*What the task requires*.
The answer should consist of each line below that contains the word "this".

*Dataset content*.
######

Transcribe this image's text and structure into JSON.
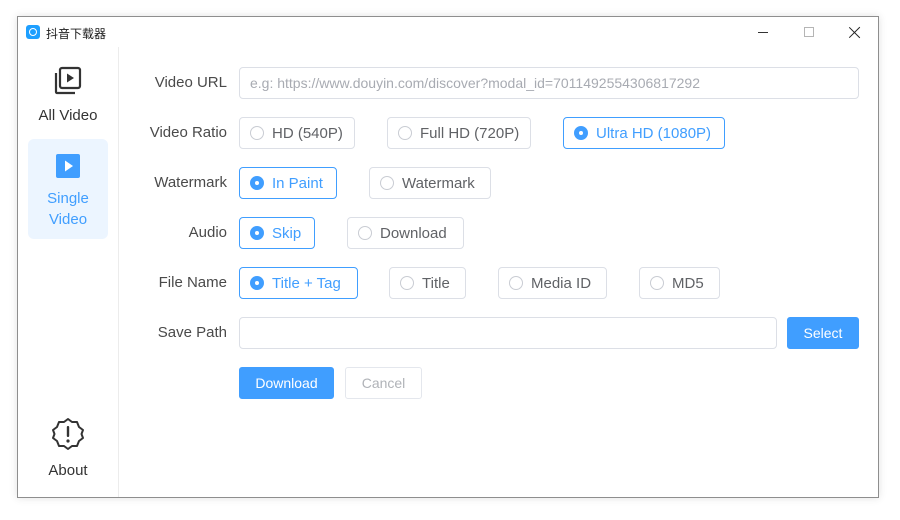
{
  "window": {
    "title": "抖音下载器"
  },
  "sidebar": {
    "items": [
      {
        "label": "All Video",
        "icon": "video-library-icon",
        "active": false
      },
      {
        "label": "Single Video",
        "icon": "play-square-icon",
        "active": true
      },
      {
        "label": "About",
        "icon": "warning-badge-icon",
        "active": false
      }
    ]
  },
  "form": {
    "video_url": {
      "label": "Video URL",
      "placeholder": "e.g: https://www.douyin.com/discover?modal_id=7011492554306817292",
      "value": ""
    },
    "video_ratio": {
      "label": "Video Ratio",
      "options": [
        "HD (540P)",
        "Full HD (720P)",
        "Ultra HD (1080P)"
      ],
      "selected": "Ultra HD (1080P)"
    },
    "watermark": {
      "label": "Watermark",
      "options": [
        "In Paint",
        "Watermark"
      ],
      "selected": "In Paint"
    },
    "audio": {
      "label": "Audio",
      "options": [
        "Skip",
        "Download"
      ],
      "selected": "Skip"
    },
    "file_name": {
      "label": "File Name",
      "options": [
        "Title + Tag",
        "Title",
        "Media ID",
        "MD5"
      ],
      "selected": "Title + Tag"
    },
    "save_path": {
      "label": "Save Path",
      "value": "",
      "select_label": "Select"
    }
  },
  "actions": {
    "download_label": "Download",
    "cancel_label": "Cancel"
  },
  "colors": {
    "accent": "#409eff",
    "active_bg": "#ecf5ff",
    "border": "#dcdfe6"
  }
}
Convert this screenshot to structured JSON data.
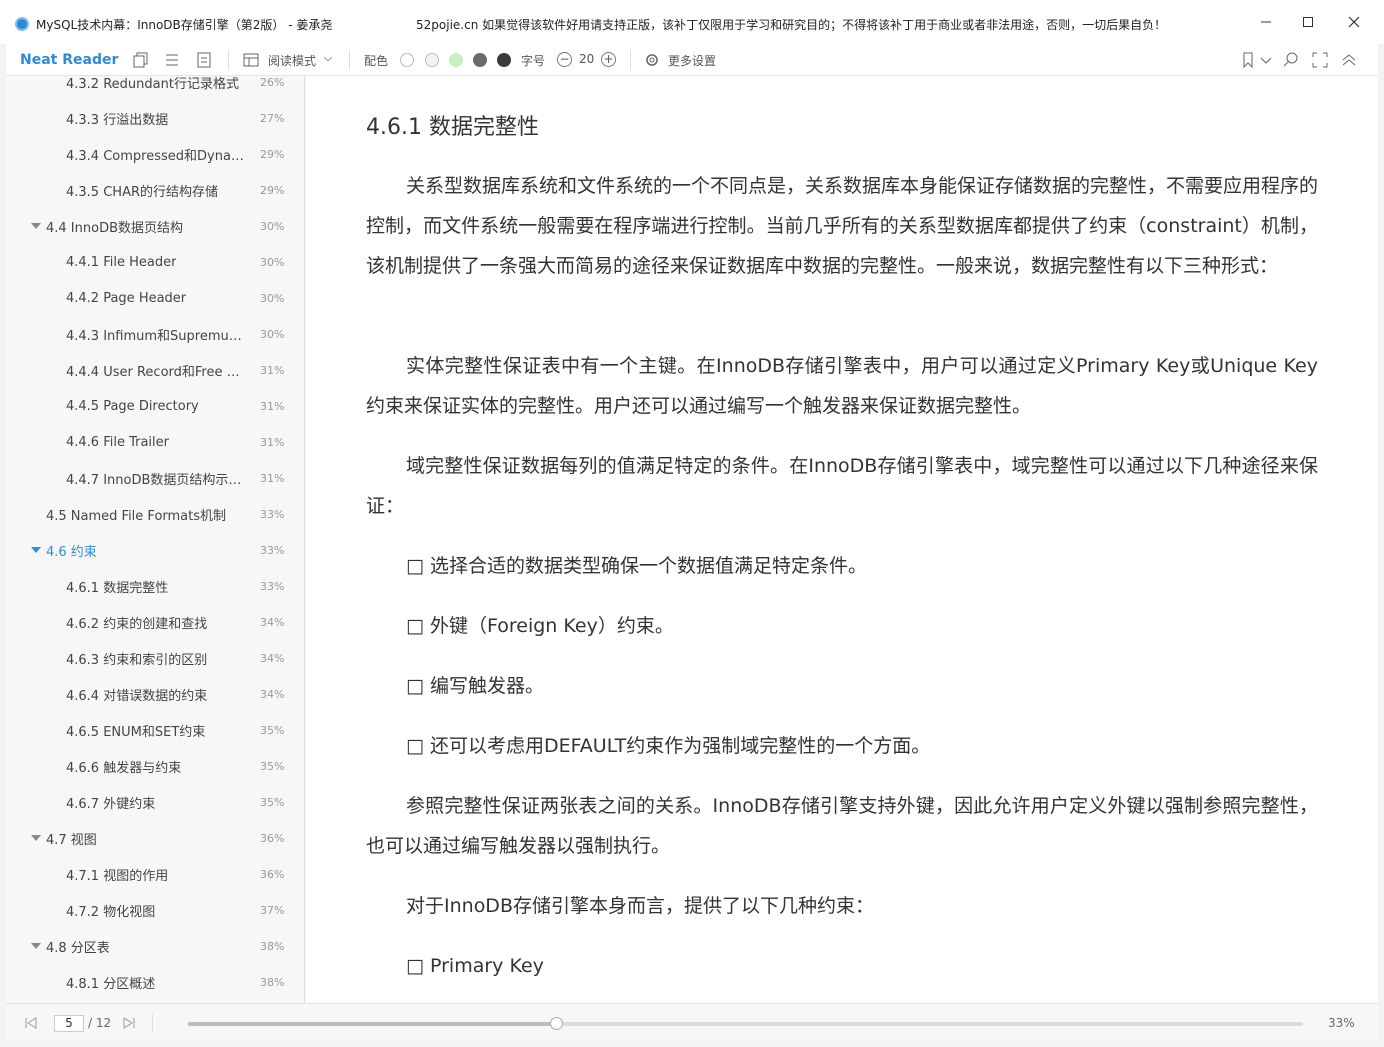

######

*Task response*.
Transcribe this image's text and structure into JSON.
Convert this screenshot to structured JSON data.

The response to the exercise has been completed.